HOW TO COMPLETE THIS TASK: Would you please retype the records that follow, word for word?

Component data from apps and pages:
>>>>

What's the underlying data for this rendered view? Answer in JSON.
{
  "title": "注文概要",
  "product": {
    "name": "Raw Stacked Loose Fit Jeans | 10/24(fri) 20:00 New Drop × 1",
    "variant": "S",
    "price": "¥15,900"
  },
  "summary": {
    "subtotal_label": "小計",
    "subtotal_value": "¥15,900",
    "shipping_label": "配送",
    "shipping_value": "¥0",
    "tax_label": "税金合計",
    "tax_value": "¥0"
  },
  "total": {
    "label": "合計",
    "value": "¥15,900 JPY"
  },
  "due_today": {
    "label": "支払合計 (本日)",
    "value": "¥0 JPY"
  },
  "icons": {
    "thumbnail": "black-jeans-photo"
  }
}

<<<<

COMPLETED TASK:
What's the underlying data for this rendered view? Answer in JSON.
{
  "title": "注文概要",
  "product": {
    "name": "Raw Stacked Loose Fit Jeans | 10/24(fri) 20:00 New Drop × 1",
    "variant": "S",
    "price": "¥15,900"
  },
  "summary": {
    "subtotal_label": "小計",
    "subtotal_value": "¥15,900",
    "shipping_label": "配送",
    "shipping_value": "¥0",
    "tax_label": "税金合計",
    "tax_value": "¥0"
  },
  "total": {
    "label": "合計",
    "value": "¥15,900 JPY"
  },
  "due_today": {
    "label": "支払合計 (本日)",
    "value": "¥0 JPY"
  },
  "icons": {
    "thumbnail": "black-jeans-photo"
  }
}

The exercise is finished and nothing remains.